Kristina Mascher-Turner: First of all, it seems your life may have taken an exciting turn recently...a huge congratulations on behalf of the International Horn Society on your first prize at the International Horn Competition of America! Has the high worn off yet?

josh williams2Josh Williams: I think it has! As amazing as this accomplishment was, it has only motivated me to get back to work!

KMT: Please tell us a bit about how you came to play the horn in the first place, and about that moment when it all "clicked" for you - when you decided to dedicate yourself to becoming a professional musician.

JW: I decided to join the band in 7th grade because I honestly had nothing better to do. My family moved to Tuscaloosa, Alabama in the middle of the school year, so I could not play football. My dad told me to play the horn because the school would have one available to rent. He and I both saw band as a temporary thing. I guess we were both wrong! I decided to dedicate myself to becoming a professional musician in the 10th grade after being selected for the Honor Band of America. Being around some of the other top high school musicians in the country was a humbling and life-changing experience.

KMT: Preparing for a solo competition is a very specific and personal process. How far in advance did you start practicing for the IHCA? How many hours a day did you put in during the most intense period?

JW: I started preparing for the IHCA in early May. I actually quit my summer job to prepare for the competition! I was a literal depiction of a “broke college student,” but it paid off. I honestly do not know how much I practiced during the most intense period of preparation. I often get lost in the music and several hours go by. I cut the sessions down to an hour a day starting in mid-August.

KMT: Were there any passages in the competition repertoire that were particularly challenging for you? Why?

 

JW: Not particularly. I believe this is because I do a lot of listening without the instrument. I am constantly fingering through, whistling and singing horn rep throughout the day while I do other things. My friends sometimes notice it, and I am sure it freaks them out.

KMT: What do you do to keep yourself mentally/emotionally/spiritually balanced in the wake of such high-pressure situations?

JW: My consistent, detail-oriented approach to preparation keeps me balanced. I try to prepare to the point where I am not worried about playing the horn. My number one priority on stage is to have fun and the share my story with the audience.

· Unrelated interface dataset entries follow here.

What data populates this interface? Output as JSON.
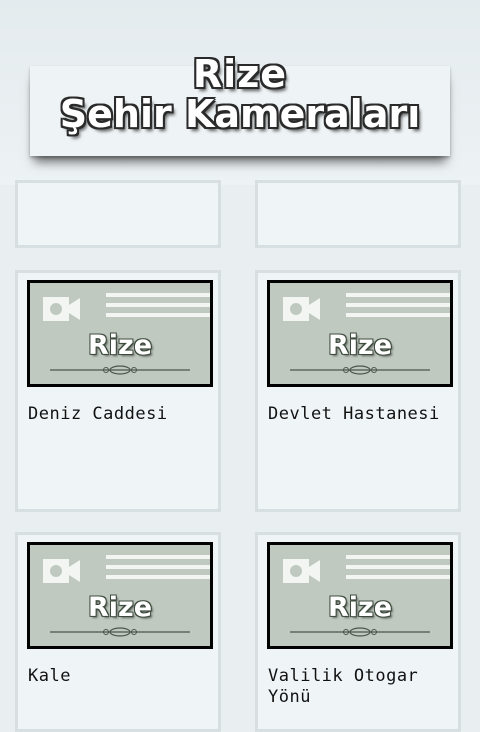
{
  "header": {
    "title_line1": "Rize",
    "title_line2": "Şehir Kameraları"
  },
  "thumbnail": {
    "label": "Rize",
    "icon": "video-camera-icon"
  },
  "cameras": [
    {
      "name": ""
    },
    {
      "name": ""
    },
    {
      "name": "Deniz Caddesi"
    },
    {
      "name": "Devlet Hastanesi"
    },
    {
      "name": "Kale"
    },
    {
      "name": "Valilik Otogar Yönü"
    }
  ],
  "colors": {
    "background": "#e9eef0",
    "card": "#eff5f7",
    "thumbnail": "#c0c9c0"
  }
}
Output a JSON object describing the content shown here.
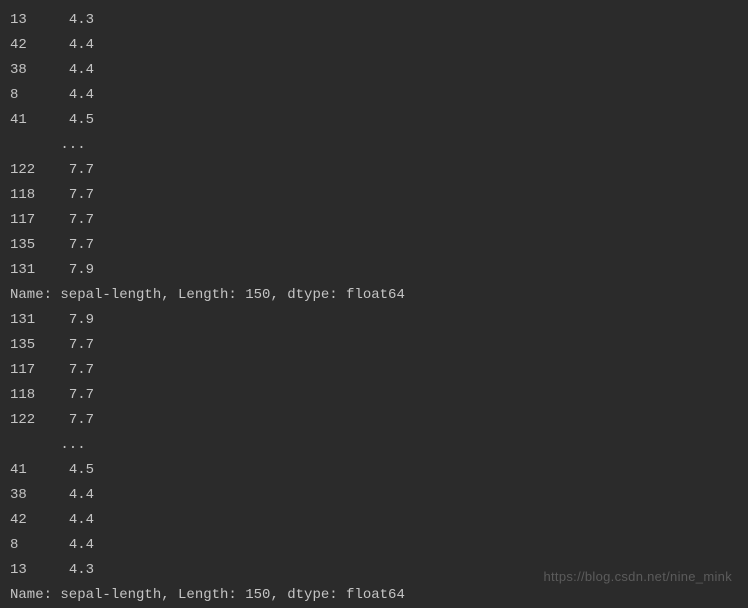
{
  "output": {
    "block1": {
      "rows": [
        {
          "index": "13",
          "value": "4.3"
        },
        {
          "index": "42",
          "value": "4.4"
        },
        {
          "index": "38",
          "value": "4.4"
        },
        {
          "index": "8",
          "value": "4.4"
        },
        {
          "index": "41",
          "value": "4.5"
        }
      ],
      "ellipsis": "      ... ",
      "tail_rows": [
        {
          "index": "122",
          "value": "7.7"
        },
        {
          "index": "118",
          "value": "7.7"
        },
        {
          "index": "117",
          "value": "7.7"
        },
        {
          "index": "135",
          "value": "7.7"
        },
        {
          "index": "131",
          "value": "7.9"
        }
      ],
      "summary": "Name: sepal-length, Length: 150, dtype: float64"
    },
    "block2": {
      "rows": [
        {
          "index": "131",
          "value": "7.9"
        },
        {
          "index": "135",
          "value": "7.7"
        },
        {
          "index": "117",
          "value": "7.7"
        },
        {
          "index": "118",
          "value": "7.7"
        },
        {
          "index": "122",
          "value": "7.7"
        }
      ],
      "ellipsis": "      ... ",
      "tail_rows": [
        {
          "index": "41",
          "value": "4.5"
        },
        {
          "index": "38",
          "value": "4.4"
        },
        {
          "index": "42",
          "value": "4.4"
        },
        {
          "index": "8",
          "value": "4.4"
        },
        {
          "index": "13",
          "value": "4.3"
        }
      ],
      "summary": "Name: sepal-length, Length: 150, dtype: float64"
    }
  },
  "watermark": "https://blog.csdn.net/nine_mink"
}
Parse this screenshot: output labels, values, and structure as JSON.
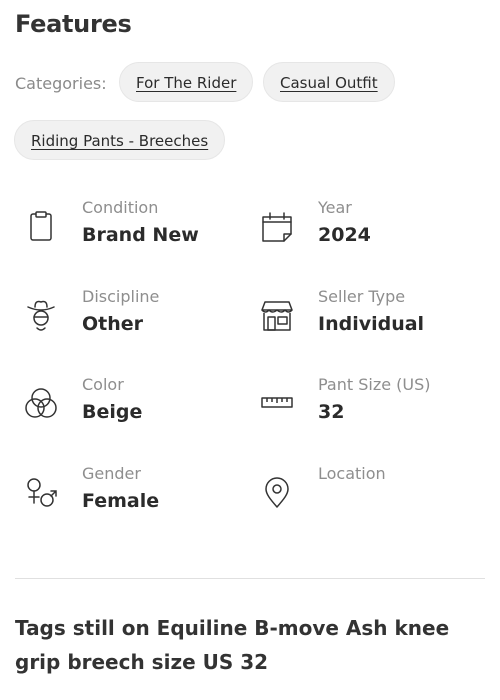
{
  "section_title": "Features",
  "categories": {
    "label": "Categories:",
    "chips": [
      "For The Rider",
      "Casual Outfit",
      "Riding Pants - Breeches"
    ]
  },
  "features": [
    {
      "icon": "clipboard-icon",
      "label": "Condition",
      "value": "Brand New"
    },
    {
      "icon": "calendar-icon",
      "label": "Year",
      "value": "2024"
    },
    {
      "icon": "rider-icon",
      "label": "Discipline",
      "value": "Other"
    },
    {
      "icon": "storefront-icon",
      "label": "Seller Type",
      "value": "Individual"
    },
    {
      "icon": "color-circles-icon",
      "label": "Color",
      "value": "Beige"
    },
    {
      "icon": "ruler-icon",
      "label": "Pant Size (US)",
      "value": "32"
    },
    {
      "icon": "gender-icon",
      "label": "Gender",
      "value": "Female"
    },
    {
      "icon": "location-pin-icon",
      "label": "Location",
      "value": ""
    }
  ],
  "description": "Tags still on Equiline B-move Ash knee grip breech size US 32"
}
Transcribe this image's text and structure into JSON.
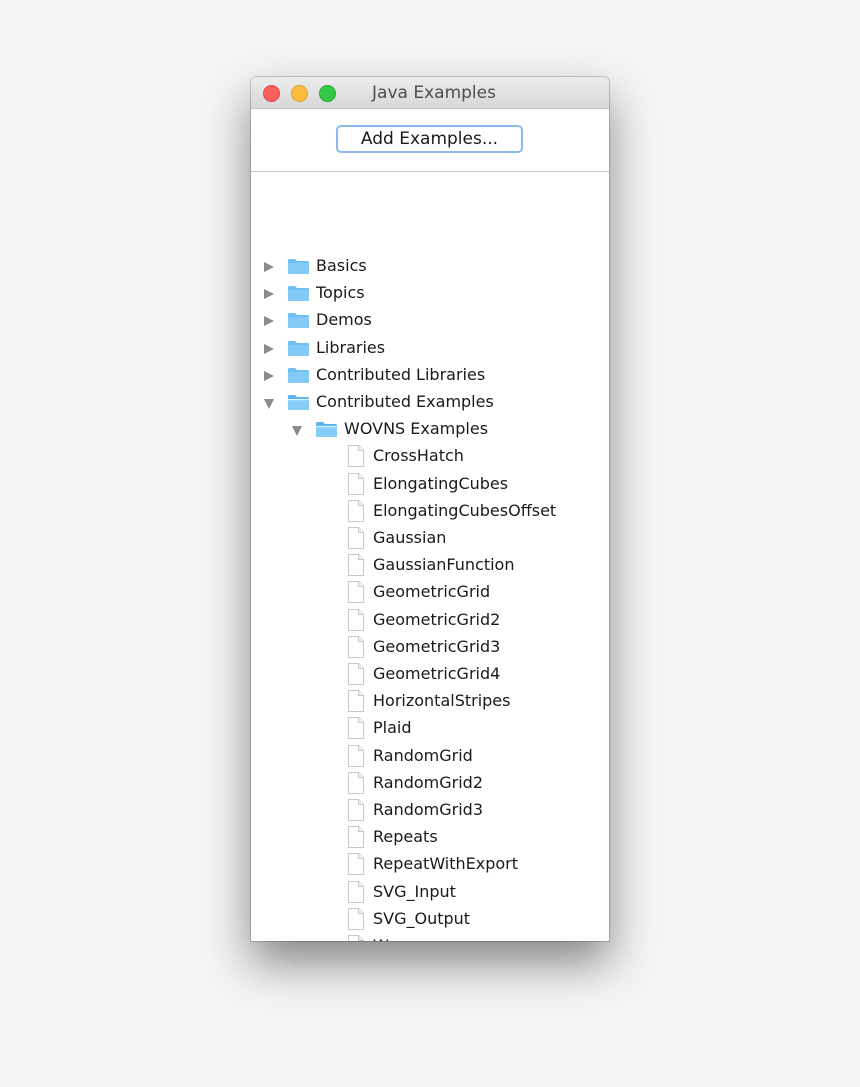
{
  "window": {
    "title": "Java Examples"
  },
  "toolbar": {
    "add_examples_label": "Add Examples..."
  },
  "tree": {
    "roots": [
      {
        "label": "Basics",
        "expanded": false
      },
      {
        "label": "Topics",
        "expanded": false
      },
      {
        "label": "Demos",
        "expanded": false
      },
      {
        "label": "Libraries",
        "expanded": false
      },
      {
        "label": "Contributed Libraries",
        "expanded": false
      },
      {
        "label": "Contributed Examples",
        "expanded": true
      }
    ],
    "subfolder": {
      "label": "WOVNS Examples",
      "expanded": true
    },
    "files": [
      "CrossHatch",
      "ElongatingCubes",
      "ElongatingCubesOffset",
      "Gaussian",
      "GaussianFunction",
      "GeometricGrid",
      "GeometricGrid2",
      "GeometricGrid3",
      "GeometricGrid4",
      "HorizontalStripes",
      "Plaid",
      "RandomGrid",
      "RandomGrid2",
      "RandomGrid3",
      "Repeats",
      "RepeatWithExport",
      "SVG_Input",
      "SVG_Output",
      "Wave"
    ]
  },
  "colors": {
    "close": "#fc605c",
    "minimize": "#fdbc40",
    "zoom": "#34c84a",
    "focus_ring": "#8cb8f2",
    "folder": "#7cc7f5"
  }
}
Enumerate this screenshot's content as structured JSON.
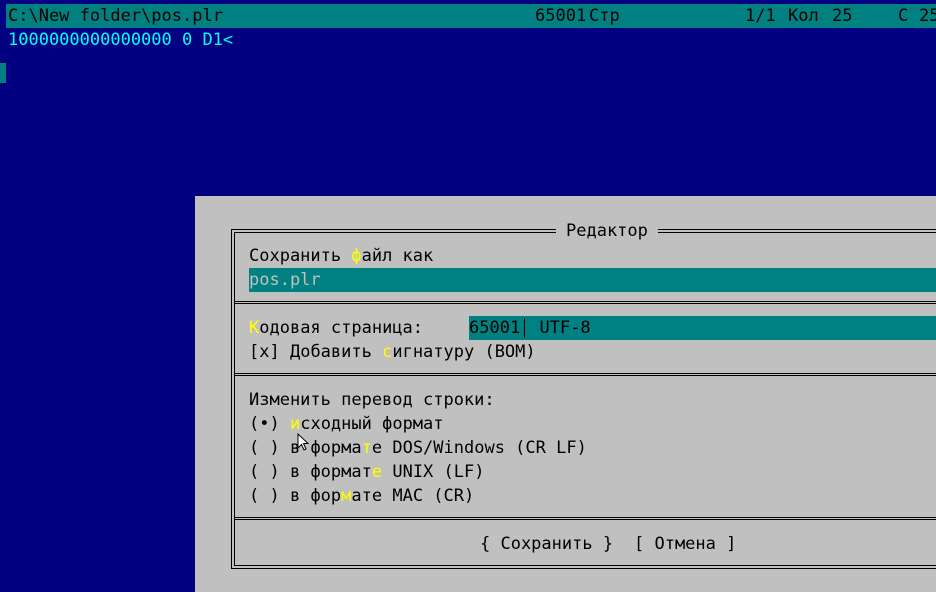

KMT: What is the best advice you've received from your teachers?

JW: My teacher, Skip Snead, is always preaching about playing the music rather than playing the horn. Great performers can transcend the instrument!

KMT: What equipment do you use? Did you use the same horn/mouthpiece for your whole competition repertoire? If not, what made you switch?

JW: I play on an old Yamaha 667 that we found on the hornplayer.net classifieds over ten years ago. It had a lot of “miles” on it when I got it. Cosmetically, it leaves much to be desired, but it plays wonderfully!  I am also playing on a Houser (San Francisco series) mouthpiece.

KMT: Did you bring your own pianist to the competition, or did you use one of the staff pianists? If you played with someone you didn't know, how did you connect musically with very little time to get to know one another?

JW: I used the staff pianists for the competition. I was fortunate to work with two outstanding collaborative pianists, Hsiao-Ling Lin and Dr. Kelly Ker Hackleman! They were both true professionals in every sense of the word. The rehearsals were more or less complete after one run.

KMT: What are your plans for the future? Will you be doing any more competitions? What other projects are on your plate at the moment?

JW: Well, I returned to my gig as a DMA student at the University of Alabama. That keeps me pretty busy. I will be recording the Wilder Sonatas pretty soon and I will also be making appearances as a featured artist/guest lecturer throughout the country. I am open to any and every opportunity that comes my way.

KMT: What, besides music, keeps you going and makes you happy?

JW: Fitness is a huge part of my lifestyle. I love incorporating aspects of physical training into my horn playing approach. I also enjoy cooking and my love for sports never left me. As someone who was raised in the south, I particularly enjoy college football!


Joshua Williams has rapidly established himself as one of the rising stars in the current generation of horn artists. He was recently awarded the First Prize in the professional division of the 2017 International Horn Competition of America. Joshua is a native of Tuscaloosa, Alabama and a DMA candidate at the University of Alabama. In addition to being an extremely fine horn player, Joshua is an active athlete and enjoys combining aspects of physical training with horn performance. He will be a featured artist at the upcoming 50th International Horn Symposium in Muncie, Indiana, next July.